Every line of the entries below that includes "name" belongs in the answer, copied as written.

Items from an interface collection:
———

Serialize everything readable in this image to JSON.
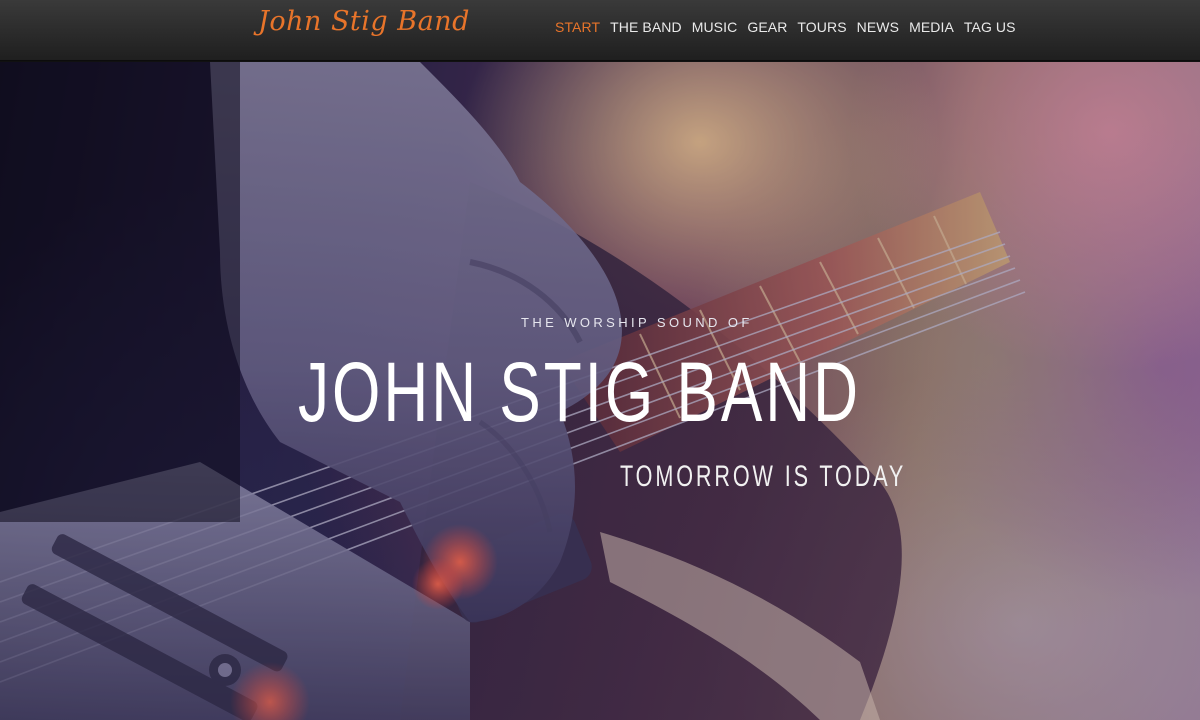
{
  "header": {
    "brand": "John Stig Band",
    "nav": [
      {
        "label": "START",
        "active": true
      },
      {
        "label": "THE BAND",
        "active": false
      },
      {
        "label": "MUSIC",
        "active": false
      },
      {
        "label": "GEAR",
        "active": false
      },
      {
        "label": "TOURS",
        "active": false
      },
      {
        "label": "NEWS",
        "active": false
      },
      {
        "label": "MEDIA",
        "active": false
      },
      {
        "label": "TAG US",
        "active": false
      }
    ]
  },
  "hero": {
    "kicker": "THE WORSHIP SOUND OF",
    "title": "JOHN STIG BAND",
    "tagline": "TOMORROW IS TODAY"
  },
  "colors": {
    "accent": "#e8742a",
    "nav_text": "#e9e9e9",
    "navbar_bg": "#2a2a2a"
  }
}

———

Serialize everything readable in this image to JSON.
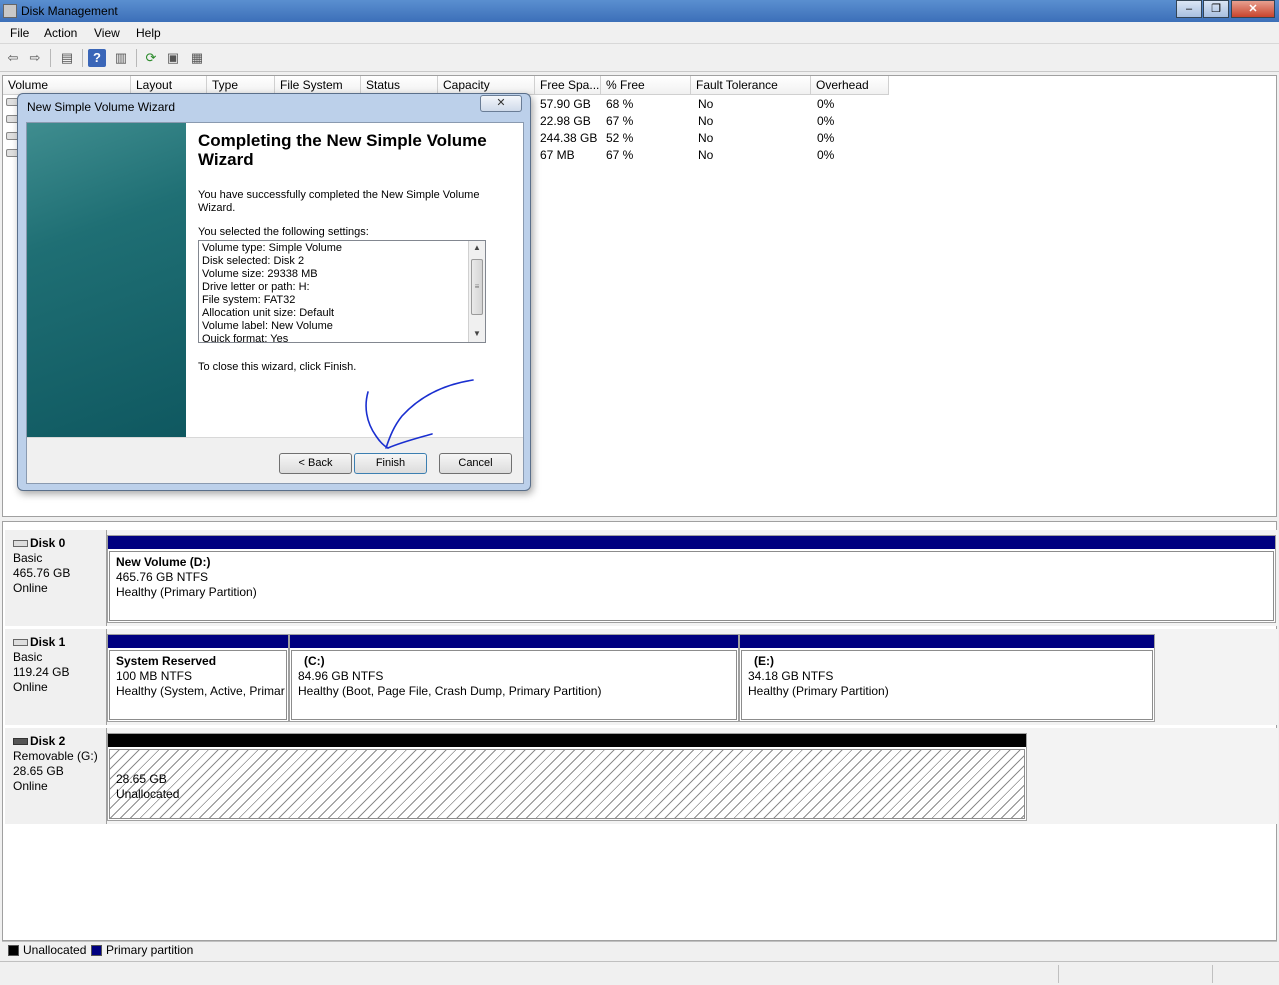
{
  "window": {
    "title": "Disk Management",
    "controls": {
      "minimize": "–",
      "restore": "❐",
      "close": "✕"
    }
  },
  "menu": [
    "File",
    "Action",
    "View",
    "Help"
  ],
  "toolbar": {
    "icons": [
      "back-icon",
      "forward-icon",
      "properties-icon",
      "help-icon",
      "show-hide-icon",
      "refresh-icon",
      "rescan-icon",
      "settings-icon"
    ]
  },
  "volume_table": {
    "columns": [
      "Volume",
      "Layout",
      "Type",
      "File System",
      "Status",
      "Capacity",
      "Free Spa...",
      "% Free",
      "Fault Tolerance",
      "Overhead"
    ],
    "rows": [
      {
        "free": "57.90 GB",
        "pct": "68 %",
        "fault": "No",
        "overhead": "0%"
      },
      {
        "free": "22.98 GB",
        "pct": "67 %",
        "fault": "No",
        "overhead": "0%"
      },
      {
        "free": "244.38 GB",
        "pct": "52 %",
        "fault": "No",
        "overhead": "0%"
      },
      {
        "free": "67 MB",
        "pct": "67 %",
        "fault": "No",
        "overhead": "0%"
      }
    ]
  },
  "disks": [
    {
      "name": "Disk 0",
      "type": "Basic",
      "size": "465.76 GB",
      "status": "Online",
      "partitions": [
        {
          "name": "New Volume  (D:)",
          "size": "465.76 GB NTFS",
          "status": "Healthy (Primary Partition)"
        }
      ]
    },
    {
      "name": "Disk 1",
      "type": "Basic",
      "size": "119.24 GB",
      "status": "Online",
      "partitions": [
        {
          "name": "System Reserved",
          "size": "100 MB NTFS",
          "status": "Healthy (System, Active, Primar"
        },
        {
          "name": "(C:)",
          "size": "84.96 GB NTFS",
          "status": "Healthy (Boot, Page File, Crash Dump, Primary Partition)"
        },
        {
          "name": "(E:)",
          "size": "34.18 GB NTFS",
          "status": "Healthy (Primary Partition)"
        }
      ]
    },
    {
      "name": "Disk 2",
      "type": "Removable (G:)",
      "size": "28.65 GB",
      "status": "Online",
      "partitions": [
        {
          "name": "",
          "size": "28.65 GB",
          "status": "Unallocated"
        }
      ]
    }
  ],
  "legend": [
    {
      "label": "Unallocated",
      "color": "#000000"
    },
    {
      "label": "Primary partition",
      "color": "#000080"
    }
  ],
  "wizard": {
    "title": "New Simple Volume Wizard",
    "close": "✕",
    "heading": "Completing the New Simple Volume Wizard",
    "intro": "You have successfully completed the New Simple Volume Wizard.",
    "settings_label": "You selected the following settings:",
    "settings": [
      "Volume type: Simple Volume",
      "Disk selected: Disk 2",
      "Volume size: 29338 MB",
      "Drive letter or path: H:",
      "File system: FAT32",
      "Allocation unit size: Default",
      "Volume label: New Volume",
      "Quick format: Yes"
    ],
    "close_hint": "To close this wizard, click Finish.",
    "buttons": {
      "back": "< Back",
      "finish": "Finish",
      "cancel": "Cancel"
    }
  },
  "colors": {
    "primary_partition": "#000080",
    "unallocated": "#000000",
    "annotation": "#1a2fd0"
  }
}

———

§ ANSWER AREA:
      "name": "Disk 0",
          "name": "New Volume  (D:)",
      "name": "Disk 1",
          "name": "System Reserved",
          "name": "(C:)",
          "name": "(E:)",
      "name": "Disk 2",
          "name": "",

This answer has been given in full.